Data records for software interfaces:
........

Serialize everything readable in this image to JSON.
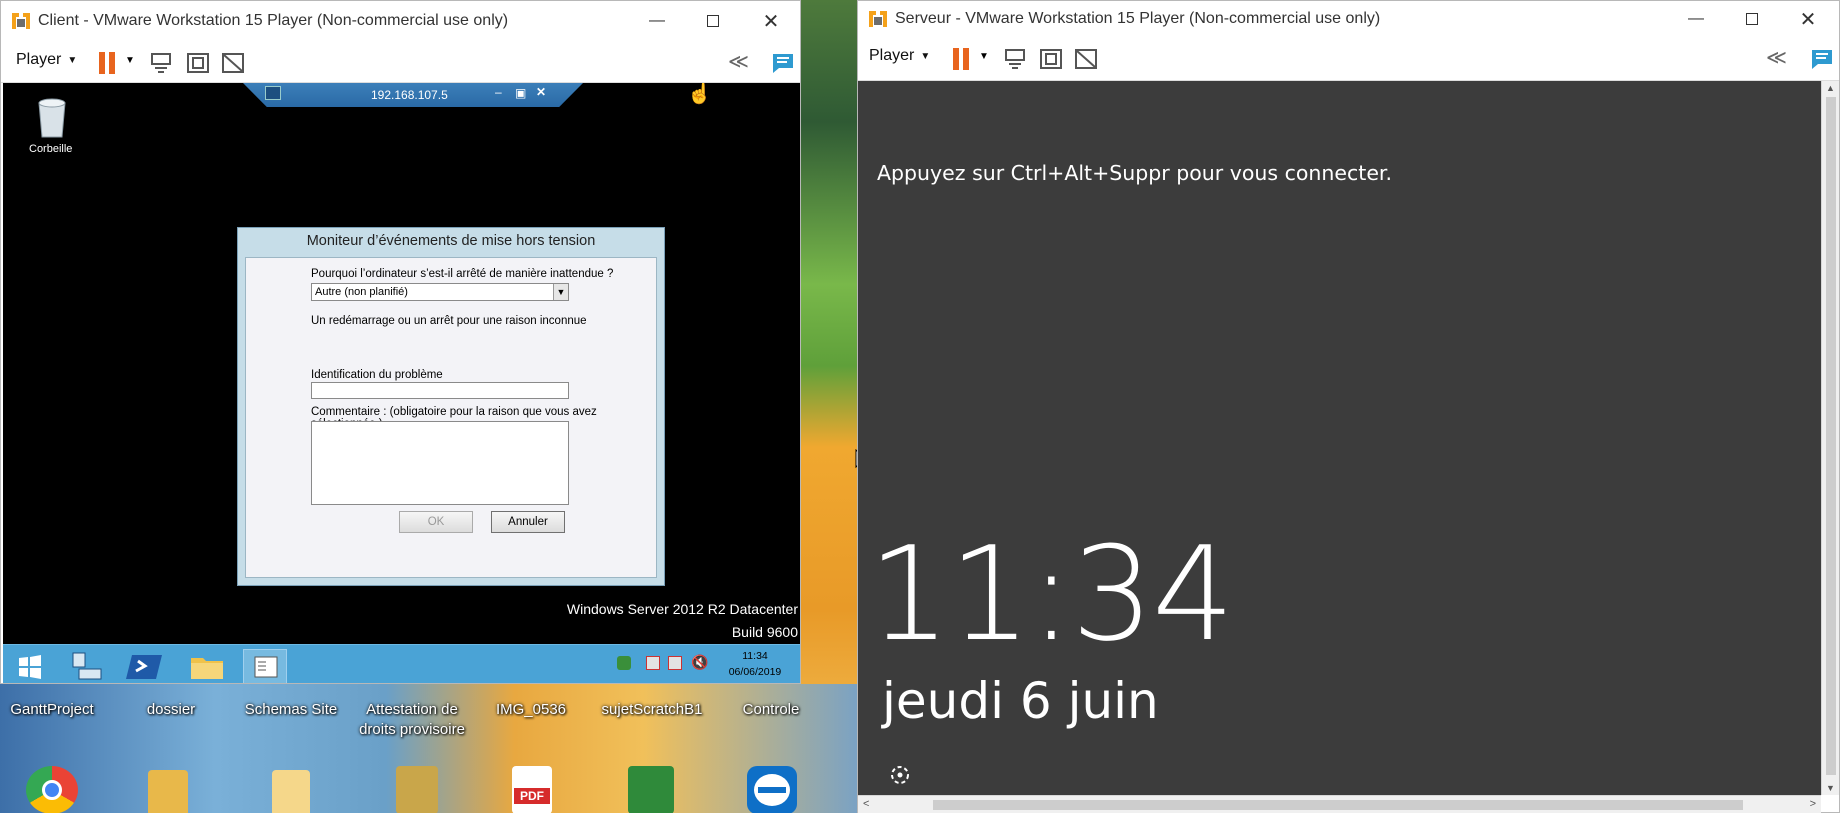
{
  "host": {
    "desktop_icons": [
      {
        "label": "GanttProject"
      },
      {
        "label": "dossier"
      },
      {
        "label": "Schemas Site"
      },
      {
        "label": "Attestation de droits provisoire"
      },
      {
        "label": "IMG_0536"
      },
      {
        "label": "sujetScratchB1"
      },
      {
        "label": "Controle"
      }
    ],
    "bottom_icons": [
      "chrome-icon",
      "folder-icon",
      "file-icon",
      "archive-icon",
      "pdf-icon",
      "tools-icon",
      "teamviewer-icon"
    ],
    "pdf_label": "PDF"
  },
  "client": {
    "title": "Client - VMware Workstation 15 Player (Non-commercial use only)",
    "player_label": "Player",
    "rdp_ip": "192.168.107.5",
    "recycle_label": "Corbeille",
    "dialog": {
      "title": "Moniteur d’événements de mise hors tension",
      "question": "Pourquoi l’ordinateur s’est-il arrêté de manière inattendue ?",
      "select_value": "Autre (non planifié)",
      "reason_desc": "Un redémarrage ou un arrêt pour une raison inconnue",
      "problem_label": "Identification du problème",
      "problem_value": "",
      "comment_label": "Commentaire : (obligatoire pour la raison que vous avez sélectionnée.)",
      "comment_value": "",
      "ok_label": "OK",
      "cancel_label": "Annuler"
    },
    "watermark_line1": "Windows Server 2012 R2 Datacenter",
    "watermark_line2": "Build 9600",
    "clock_time": "11:34",
    "clock_date": "06/06/2019"
  },
  "server": {
    "title": "Serveur - VMware Workstation 15 Player (Non-commercial use only)",
    "player_label": "Player",
    "lock_message": "Appuyez sur Ctrl+Alt+Suppr pour vous connecter.",
    "time": "11:34",
    "date": "jeudi 6 juin"
  },
  "colors": {
    "accent_orange": "#e8641e",
    "taskbar_blue": "#4aa3d6",
    "server_bg": "#3c3c3c"
  }
}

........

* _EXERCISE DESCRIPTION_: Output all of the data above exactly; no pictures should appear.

* _SOLUTION TO THIS PROBLEM_:
Serialize everything readable in this image to JSON.
{
  "host": {
    "desktop_icons": [
      {
        "label": "GanttProject"
      },
      {
        "label": "dossier"
      },
      {
        "label": "Schemas Site"
      },
      {
        "label": "Attestation de droits provisoire"
      },
      {
        "label": "IMG_0536"
      },
      {
        "label": "sujetScratchB1"
      },
      {
        "label": "Controle"
      }
    ],
    "bottom_icons": [
      "chrome-icon",
      "folder-icon",
      "file-icon",
      "archive-icon",
      "pdf-icon",
      "tools-icon",
      "teamviewer-icon"
    ],
    "pdf_label": "PDF"
  },
  "client": {
    "title": "Client - VMware Workstation 15 Player (Non-commercial use only)",
    "player_label": "Player",
    "rdp_ip": "192.168.107.5",
    "recycle_label": "Corbeille",
    "dialog": {
      "title": "Moniteur d’événements de mise hors tension",
      "question": "Pourquoi l’ordinateur s’est-il arrêté de manière inattendue ?",
      "select_value": "Autre (non planifié)",
      "reason_desc": "Un redémarrage ou un arrêt pour une raison inconnue",
      "problem_label": "Identification du problème",
      "problem_value": "",
      "comment_label": "Commentaire : (obligatoire pour la raison que vous avez sélectionnée.)",
      "comment_value": "",
      "ok_label": "OK",
      "cancel_label": "Annuler"
    },
    "watermark_line1": "Windows Server 2012 R2 Datacenter",
    "watermark_line2": "Build 9600",
    "clock_time": "11:34",
    "clock_date": "06/06/2019"
  },
  "server": {
    "title": "Serveur - VMware Workstation 15 Player (Non-commercial use only)",
    "player_label": "Player",
    "lock_message": "Appuyez sur Ctrl+Alt+Suppr pour vous connecter.",
    "time": "11:34",
    "date": "jeudi 6 juin"
  },
  "colors": {
    "accent_orange": "#e8641e",
    "taskbar_blue": "#4aa3d6",
    "server_bg": "#3c3c3c"
  }
}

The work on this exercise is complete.